Get your dusters out, March 20th is Spring Cleaning Day! We’re all used to regular household chores, but it’s surprisingly easy to neglect collectables and leave them gathering dust.
With delicate antiques, there are many pitfalls to avoid. Heavy-handed cleaning can decrease the value of the item, and some items are more appealing in their original state, even if tarnished, than artificially clean and ‘new-looking’.
It’s worth testing any methods of cleaning on an unseen area first.
This is a general guide; every antique is different, and it may be worth consulting a specialist before getting stuck in.
Gentle is always best, starting with feather dusters or even a hairdryer on a low setting for books, light fittings, dried flowers, and delicate mouldings.
Most items benefit from lightly sweeping off dry deposits using as soft a brush as possible; wetting pieces like fabric and wood risks serious damage.

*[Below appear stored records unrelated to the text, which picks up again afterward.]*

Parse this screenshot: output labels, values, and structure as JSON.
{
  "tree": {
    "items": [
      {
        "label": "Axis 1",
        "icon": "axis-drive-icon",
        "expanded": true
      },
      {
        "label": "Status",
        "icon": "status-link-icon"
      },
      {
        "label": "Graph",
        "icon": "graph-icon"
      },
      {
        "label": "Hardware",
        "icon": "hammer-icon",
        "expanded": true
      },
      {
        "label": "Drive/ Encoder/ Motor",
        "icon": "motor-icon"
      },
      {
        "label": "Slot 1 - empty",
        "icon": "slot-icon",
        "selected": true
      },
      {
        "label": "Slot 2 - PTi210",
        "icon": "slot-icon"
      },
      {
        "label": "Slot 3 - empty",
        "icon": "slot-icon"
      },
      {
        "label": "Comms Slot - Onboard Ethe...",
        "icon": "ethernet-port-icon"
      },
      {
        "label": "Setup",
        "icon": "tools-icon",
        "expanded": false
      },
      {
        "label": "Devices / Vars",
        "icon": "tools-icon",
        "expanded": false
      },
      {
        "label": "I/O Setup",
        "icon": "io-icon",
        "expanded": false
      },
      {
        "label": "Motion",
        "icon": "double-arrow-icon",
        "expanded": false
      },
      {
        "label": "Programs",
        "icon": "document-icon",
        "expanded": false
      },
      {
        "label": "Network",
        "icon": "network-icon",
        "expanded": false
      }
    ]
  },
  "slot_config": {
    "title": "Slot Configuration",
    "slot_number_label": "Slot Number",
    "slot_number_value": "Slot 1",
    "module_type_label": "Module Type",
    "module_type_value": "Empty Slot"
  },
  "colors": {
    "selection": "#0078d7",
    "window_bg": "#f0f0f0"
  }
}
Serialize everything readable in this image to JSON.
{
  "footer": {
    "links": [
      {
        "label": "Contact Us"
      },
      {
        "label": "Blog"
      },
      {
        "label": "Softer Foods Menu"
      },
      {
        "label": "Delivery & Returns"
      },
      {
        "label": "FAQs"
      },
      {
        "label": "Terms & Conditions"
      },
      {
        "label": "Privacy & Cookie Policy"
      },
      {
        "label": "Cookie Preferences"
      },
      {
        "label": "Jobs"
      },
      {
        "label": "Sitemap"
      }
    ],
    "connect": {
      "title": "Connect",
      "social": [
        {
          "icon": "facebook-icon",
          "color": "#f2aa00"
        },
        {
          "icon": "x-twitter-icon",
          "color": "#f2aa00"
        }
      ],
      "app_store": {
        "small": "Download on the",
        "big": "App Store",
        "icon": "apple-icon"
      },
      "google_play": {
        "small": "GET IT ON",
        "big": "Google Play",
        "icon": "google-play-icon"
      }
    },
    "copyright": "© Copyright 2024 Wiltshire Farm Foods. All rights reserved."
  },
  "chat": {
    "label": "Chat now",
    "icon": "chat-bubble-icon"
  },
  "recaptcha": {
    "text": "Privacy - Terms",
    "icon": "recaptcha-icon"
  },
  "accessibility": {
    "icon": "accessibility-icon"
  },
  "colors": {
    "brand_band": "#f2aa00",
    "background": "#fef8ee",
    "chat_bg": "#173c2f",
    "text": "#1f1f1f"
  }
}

For items you can get wet, simple soapy water is often best, from pottery to glass; even silver and jewellery Never use abrasive or harsh cleaners, and avoid ammonia based cleaners on mirrors and clock faces, to prevent damage on wooden or gilt surrounds.

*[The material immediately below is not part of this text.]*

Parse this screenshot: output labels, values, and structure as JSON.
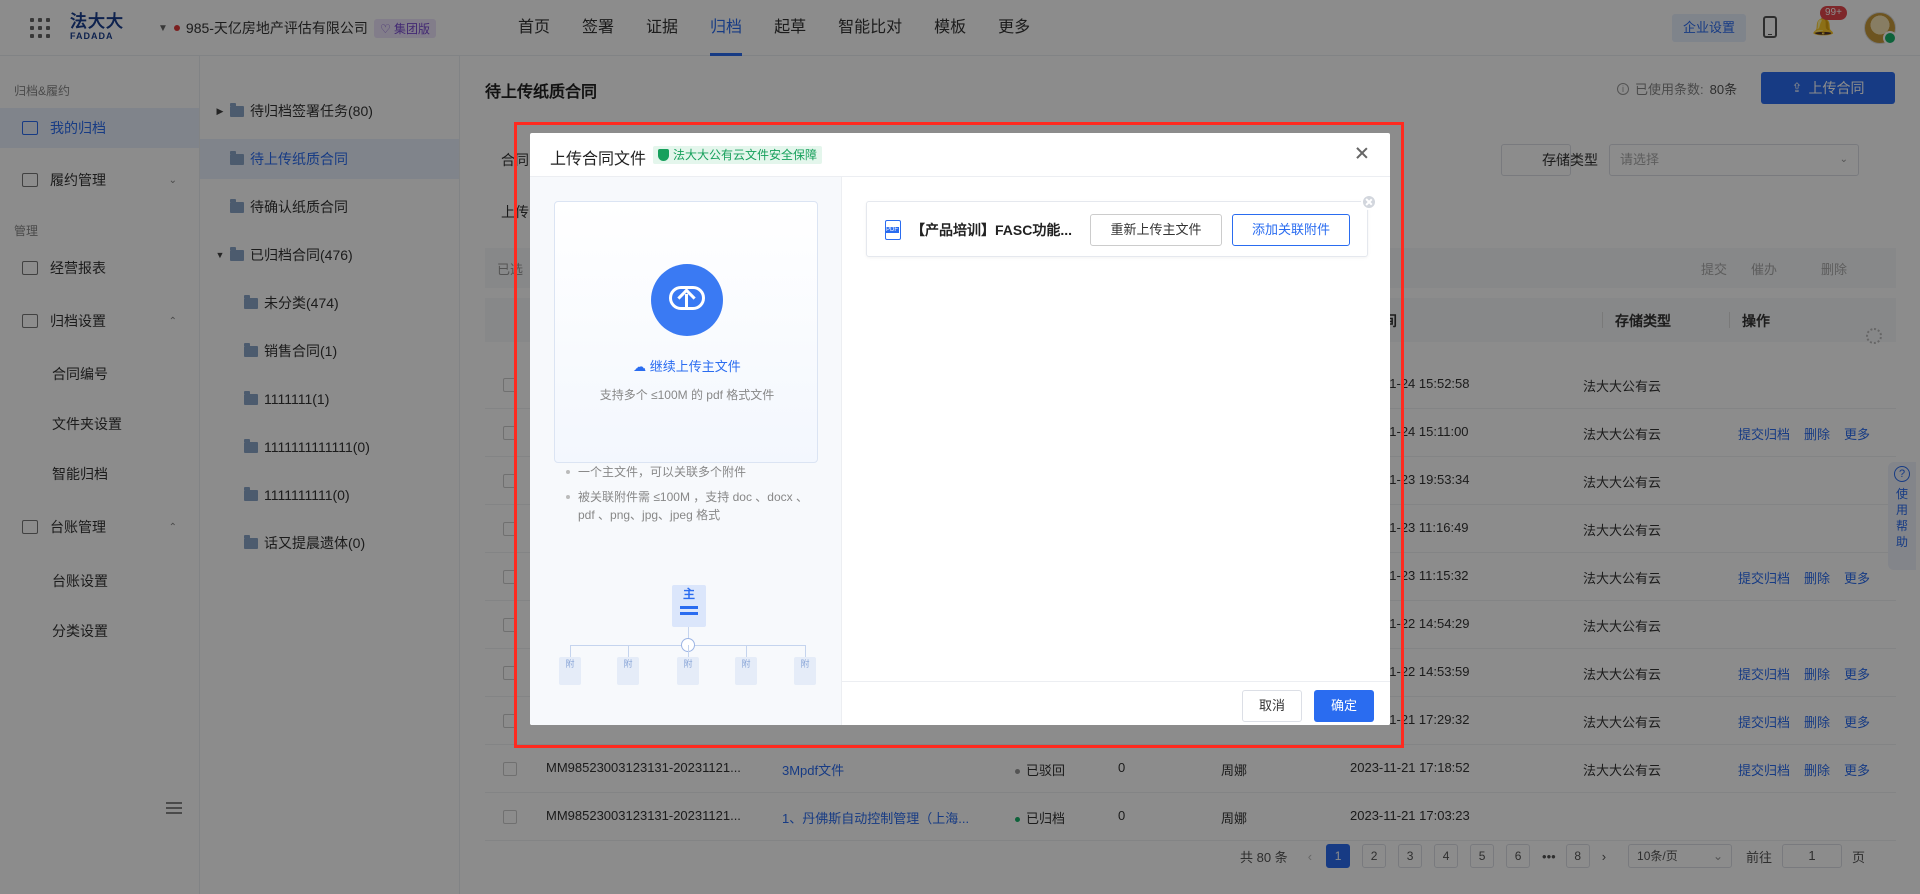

Polish antique furniture only once or twice a year with a good beeswax based polish left overnight and then buffed.
Do not use silicon-based sprays, which build up a sticky surface and depletes natural oils in the wood.
Hold your beloved china items by the main part of the body, not the handle, which is often the weakest point. Wash them in warm- not boiling hot- soapy water. Put rubber covers over taps if you can, to prevent accidental knocking.

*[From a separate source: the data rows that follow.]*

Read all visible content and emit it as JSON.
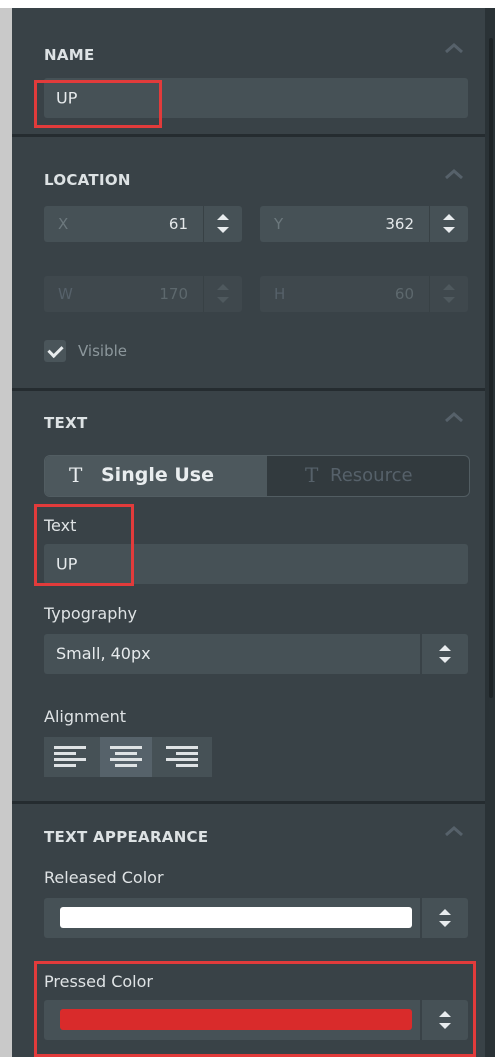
{
  "sections": {
    "name": {
      "title": "NAME",
      "value": "UP"
    },
    "location": {
      "title": "LOCATION",
      "x": {
        "label": "X",
        "value": "61"
      },
      "y": {
        "label": "Y",
        "value": "362"
      },
      "w": {
        "label": "W",
        "value": "170"
      },
      "h": {
        "label": "H",
        "value": "60"
      },
      "visible_label": "Visible",
      "visible_checked": true
    },
    "text": {
      "title": "TEXT",
      "mode_single": "Single Use",
      "mode_resource": "Resource",
      "mode_glyph": "T",
      "text_label": "Text",
      "text_value": "UP",
      "typography_label": "Typography",
      "typography_value": "Small, 40px",
      "alignment_label": "Alignment",
      "alignment_selected": "center"
    },
    "text_appearance": {
      "title": "TEXT APPEARANCE",
      "released_label": "Released Color",
      "released_color": "#ffffff",
      "pressed_label": "Pressed Color",
      "pressed_color": "#d92b2b"
    }
  },
  "colors": {
    "panel_bg": "#394247",
    "field_bg": "#465156",
    "highlight": "#e23b3b"
  }
}
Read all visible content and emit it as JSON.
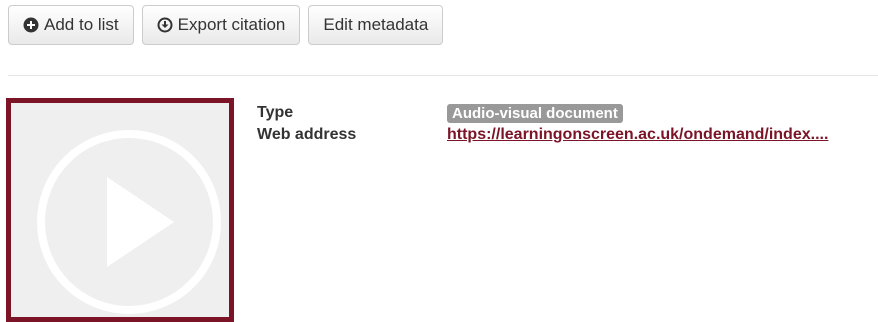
{
  "toolbar": {
    "add_to_list_label": "Add to list",
    "add_to_list_icon": "plus-circle-icon",
    "export_citation_label": "Export citation",
    "export_citation_icon": "arrow-down-circle-icon",
    "edit_metadata_label": "Edit metadata"
  },
  "record": {
    "thumbnail_icon": "play-icon",
    "thumbnail_border_color": "#7a1426",
    "fields": {
      "type_label": "Type",
      "type_value": "Audio-visual document",
      "web_address_label": "Web address",
      "web_address_value": "https://learningonscreen.ac.uk/ondemand/index...."
    }
  }
}
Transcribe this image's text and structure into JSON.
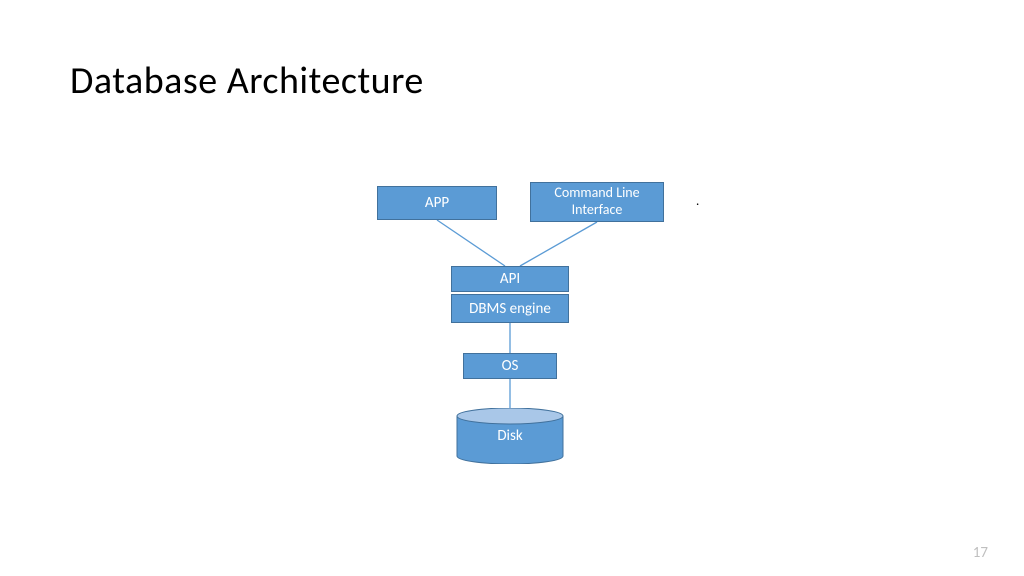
{
  "title": "Database Architecture",
  "nodes": {
    "app": "APP",
    "cli": "Command Line Interface",
    "api": "API",
    "dbms": "DBMS engine",
    "os": "OS",
    "disk": "Disk"
  },
  "page_number": "17",
  "dot": "."
}
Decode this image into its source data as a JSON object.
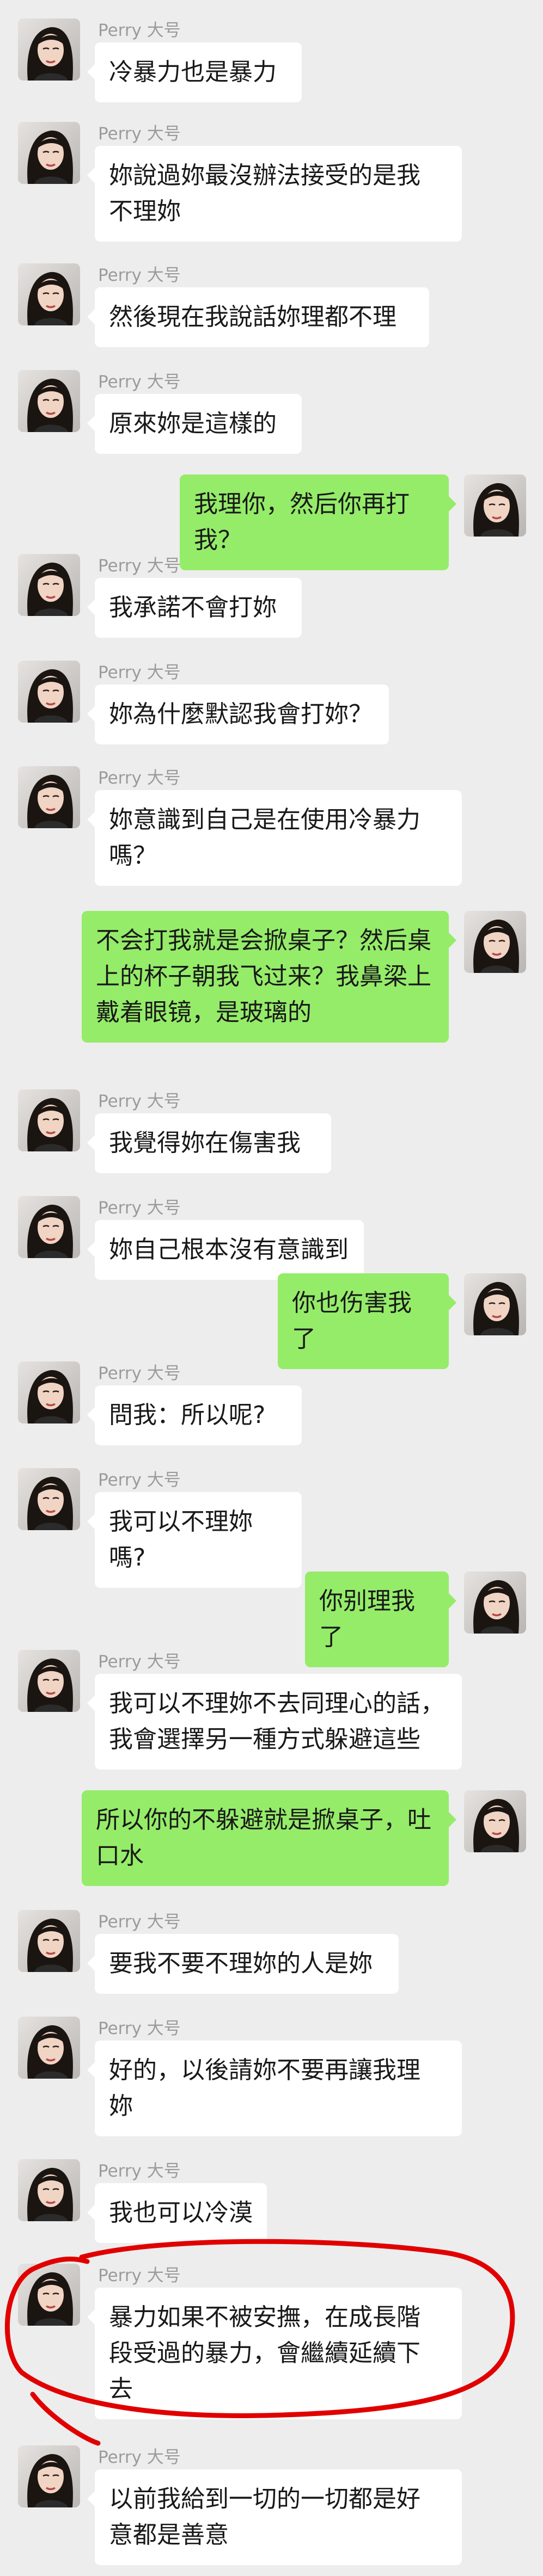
{
  "sender_name": "Perry 大号",
  "colors": {
    "background": "#ededed",
    "incoming_bubble": "#ffffff",
    "outgoing_bubble": "#95ec69",
    "sender_text": "#9b9b9b",
    "annotation_ink": "#e00000"
  },
  "messages": [
    {
      "side": "left",
      "text": "冷暴力也是暴力"
    },
    {
      "side": "left",
      "text": "妳說過妳最沒辦法接受的是我\n不理妳"
    },
    {
      "side": "left",
      "text": "然後現在我說話妳理都不理"
    },
    {
      "side": "left",
      "text": "原來妳是這樣的"
    },
    {
      "side": "right",
      "text": "我理你，然后你再打我？"
    },
    {
      "side": "left",
      "text": "我承諾不會打妳"
    },
    {
      "side": "left",
      "text": "妳為什麼默認我會打妳？"
    },
    {
      "side": "left",
      "text": "妳意識到自己是在使用冷暴力\n嗎？"
    },
    {
      "side": "right",
      "text": "不会打我就是会掀桌子？然后桌\n上的杯子朝我飞过来？我鼻梁上\n戴着眼镜，是玻璃的"
    },
    {
      "side": "left",
      "text": "我覺得妳在傷害我"
    },
    {
      "side": "left",
      "text": "妳自己根本沒有意識到"
    },
    {
      "side": "right",
      "text": "你也伤害我了"
    },
    {
      "side": "left",
      "text": "問我：所以呢?"
    },
    {
      "side": "left",
      "text": "我可以不理妳嗎?"
    },
    {
      "side": "right",
      "text": "你别理我了"
    },
    {
      "side": "left",
      "text": "我可以不理妳不去同理心的話，\n我會選擇另一種方式躲避這些"
    },
    {
      "side": "right",
      "text": "所以你的不躲避就是掀桌子，吐\n口水"
    },
    {
      "side": "left",
      "text": "要我不要不理妳的人是妳"
    },
    {
      "side": "left",
      "text": "好的，以後請妳不要再讓我理\n妳"
    },
    {
      "side": "left",
      "text": "我也可以冷漠"
    },
    {
      "side": "left",
      "text": "暴力如果不被安撫，在成長階\n段受過的暴力，會繼續延續下\n去"
    },
    {
      "side": "left",
      "text": "以前我給到一切的一切都是好\n意都是善意"
    }
  ]
}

Lay items flat on a soft cloth covering the draining board, and only do a few pieces at a time.
Coins’ value can be particularly affected by bad cleaning. Clean only if they have ingrained dirt, with a soft, non-nylon brush; never rub.
Respect your lovely clean items by storing safely: avoid the fading, drying, cracking effects of direct sunlight. Protect ornaments from children and pets more than dust, store coins in paper envelopes rather than plastic, and silver in dry, acid-free tissue paper.
Finally, my top tip… if you know something is special, write a “Label” for the item and pop it inside or stick it to the bottom, saying: “Don’t not throw away or give to charity. This piece once belonged to Churchill /This piece dates from 1800.” This way nothing will get lost by the next generation and your instructions for them to keep hold of it are clear.